“Do we loathe our masters behind a façade of love, or do we love them behind a façade of loathing?”
So ponders Balram (Adarsh Gourav), a servant for a wealthy and influential Indian family and the protagonist of Ramin Bahrani‘s sharp and incisive new Netflix original, The White Tiger.
From the opening moments of his film, Bahrani makes a purposeful effort to highlight the social and economic divide that exists between the rich and the poor of Indian society – and the rest of the world as well. The delicate tension that characterizes this relationship, the precarious mutual necessity that each group possesses for the other, provides much of The White Tiger‘s thematic heft and the impetus for Balram’s eventful journey from being a penniless villager to owning a hugely successful business and cementing himself as a member of India’s elite, which is how we are initially introduced to him in the film’s dizzying opening minutes.
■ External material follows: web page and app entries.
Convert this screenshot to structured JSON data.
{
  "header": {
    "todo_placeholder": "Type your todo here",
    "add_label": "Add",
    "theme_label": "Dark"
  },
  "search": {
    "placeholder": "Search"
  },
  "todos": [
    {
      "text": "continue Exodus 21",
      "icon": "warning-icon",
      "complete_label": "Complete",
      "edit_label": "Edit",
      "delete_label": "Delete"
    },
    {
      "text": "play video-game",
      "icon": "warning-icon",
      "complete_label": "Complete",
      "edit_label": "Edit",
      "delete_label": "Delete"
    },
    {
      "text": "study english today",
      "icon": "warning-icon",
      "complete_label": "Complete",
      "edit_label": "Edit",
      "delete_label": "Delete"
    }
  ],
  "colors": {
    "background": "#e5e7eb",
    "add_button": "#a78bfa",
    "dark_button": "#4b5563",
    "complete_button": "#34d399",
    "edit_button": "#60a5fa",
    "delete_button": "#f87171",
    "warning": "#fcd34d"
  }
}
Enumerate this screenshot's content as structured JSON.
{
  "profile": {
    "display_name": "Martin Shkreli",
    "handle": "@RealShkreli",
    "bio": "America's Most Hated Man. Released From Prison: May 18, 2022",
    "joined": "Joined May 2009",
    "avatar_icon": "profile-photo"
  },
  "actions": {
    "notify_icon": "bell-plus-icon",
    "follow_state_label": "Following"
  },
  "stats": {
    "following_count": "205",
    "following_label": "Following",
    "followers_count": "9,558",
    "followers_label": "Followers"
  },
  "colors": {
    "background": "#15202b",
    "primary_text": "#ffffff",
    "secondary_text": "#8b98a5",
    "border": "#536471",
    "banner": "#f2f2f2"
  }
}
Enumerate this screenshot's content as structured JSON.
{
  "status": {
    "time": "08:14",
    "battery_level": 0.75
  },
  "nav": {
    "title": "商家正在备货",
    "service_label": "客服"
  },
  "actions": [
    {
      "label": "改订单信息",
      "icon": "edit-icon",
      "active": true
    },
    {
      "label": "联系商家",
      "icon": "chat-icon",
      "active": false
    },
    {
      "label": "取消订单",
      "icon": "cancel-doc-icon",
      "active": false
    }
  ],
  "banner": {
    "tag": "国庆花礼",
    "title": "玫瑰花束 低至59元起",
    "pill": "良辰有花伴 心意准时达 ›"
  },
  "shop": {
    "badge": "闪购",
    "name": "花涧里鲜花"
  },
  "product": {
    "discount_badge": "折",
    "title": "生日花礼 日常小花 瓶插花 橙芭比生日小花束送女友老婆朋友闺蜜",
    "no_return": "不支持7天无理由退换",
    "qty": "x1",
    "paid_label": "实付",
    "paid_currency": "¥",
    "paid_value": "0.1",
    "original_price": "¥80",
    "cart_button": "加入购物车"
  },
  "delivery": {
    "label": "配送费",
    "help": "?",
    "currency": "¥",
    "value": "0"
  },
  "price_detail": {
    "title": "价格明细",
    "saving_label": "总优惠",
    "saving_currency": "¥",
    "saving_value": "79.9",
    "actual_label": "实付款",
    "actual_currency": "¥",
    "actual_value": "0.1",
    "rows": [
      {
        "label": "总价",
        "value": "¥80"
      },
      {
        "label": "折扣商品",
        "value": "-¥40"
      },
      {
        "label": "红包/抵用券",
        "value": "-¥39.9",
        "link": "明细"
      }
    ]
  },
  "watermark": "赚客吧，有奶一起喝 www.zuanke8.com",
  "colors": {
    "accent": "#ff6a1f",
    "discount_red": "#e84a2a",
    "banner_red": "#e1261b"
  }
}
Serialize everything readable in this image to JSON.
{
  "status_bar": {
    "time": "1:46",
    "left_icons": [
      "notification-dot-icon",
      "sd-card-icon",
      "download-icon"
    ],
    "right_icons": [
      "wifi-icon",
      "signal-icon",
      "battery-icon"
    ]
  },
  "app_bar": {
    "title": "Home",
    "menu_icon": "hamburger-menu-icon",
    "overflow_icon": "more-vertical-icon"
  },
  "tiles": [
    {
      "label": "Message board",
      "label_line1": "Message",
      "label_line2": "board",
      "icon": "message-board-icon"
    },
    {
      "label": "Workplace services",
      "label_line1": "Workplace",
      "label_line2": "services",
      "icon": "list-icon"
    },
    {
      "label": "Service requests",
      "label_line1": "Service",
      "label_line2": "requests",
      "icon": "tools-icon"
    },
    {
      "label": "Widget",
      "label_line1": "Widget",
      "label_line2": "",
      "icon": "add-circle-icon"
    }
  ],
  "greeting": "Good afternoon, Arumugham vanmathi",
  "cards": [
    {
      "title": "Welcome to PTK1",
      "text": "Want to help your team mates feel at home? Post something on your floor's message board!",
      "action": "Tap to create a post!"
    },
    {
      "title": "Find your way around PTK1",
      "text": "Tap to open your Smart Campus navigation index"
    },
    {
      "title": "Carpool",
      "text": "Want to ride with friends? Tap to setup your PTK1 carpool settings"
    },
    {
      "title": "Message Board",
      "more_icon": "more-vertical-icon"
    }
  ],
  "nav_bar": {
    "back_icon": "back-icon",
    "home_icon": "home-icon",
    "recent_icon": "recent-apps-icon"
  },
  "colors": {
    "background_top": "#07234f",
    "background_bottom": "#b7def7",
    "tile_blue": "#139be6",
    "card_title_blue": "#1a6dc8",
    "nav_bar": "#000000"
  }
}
On the surface level, The White Tiger is just another rags-to-riches narrative with a few twists and turns thrown in for good measure. While this is true to an extent, Bahrani has plenty more going on under the hood of this thoughtful adaptation of Aravind Adiga’s 2008 novel. Balram’s humble beginnings as a poor boy dwelling in the poverty-stricken environment his family has been stuck in for generations do more than simply inform the trajectory of his character. They also offer audience members a window through which to view the squalor that defines the lives of large swaths of the Indian population.
This is a film as aware of the societal inequalities of its characters and the cultural implications of their behaviour as any piece of cinema you’re likely to find. Bahrani has imbued a substantial amount of genuinely meaningful social commentary into what is essentially the story of Balram’s successful rise to the top. There is never a moment that loses sight of where each character is positioned within the ranks of society and how their placement subsequently impacts their interactions with their surroundings and the people with whom they cross paths. Bahrani obviously has some thoughts about the political and economic realities facing our world today, and he uses The White Tiger as a thoroughly engrossing mechanism for venting those thoughts.
From a filmic perspective, The White Tiger is a solidly made movie with top-notch performances from Adarsh Gourav and others, and a bevy of visual flare to accentuate Bahrani’s excellent screenplay. Gourav in particular stands out from his capable co-stars and proves an exceptionally engaging leading man. Even as the ever-scheming Balram plots out his grand designs and ruminates on ways to beat out his fellow man, Gourav maintains an undeniable authenticity, a magnetic conviction that ultimately makes Balram a sympathetic – if flawed – central character.
It’s a compelling tale masterfully communicated by a confident storyteller in total command of his craft. I was extremely impressed by the film as a whole and would strongly recommend it to anyone looking for an absorbing drama that packs loads of biting wit and surprising emotional intelligence.
This is definitely one to check out on Netflix this weekend.
Crime, Drama | India, 2021 | 15 | 22nd January 2021 | Netflix Original | Dir.Ramin Bahrani | Priyanka Chopra, Rajkummar Rao, Adarsh Gourav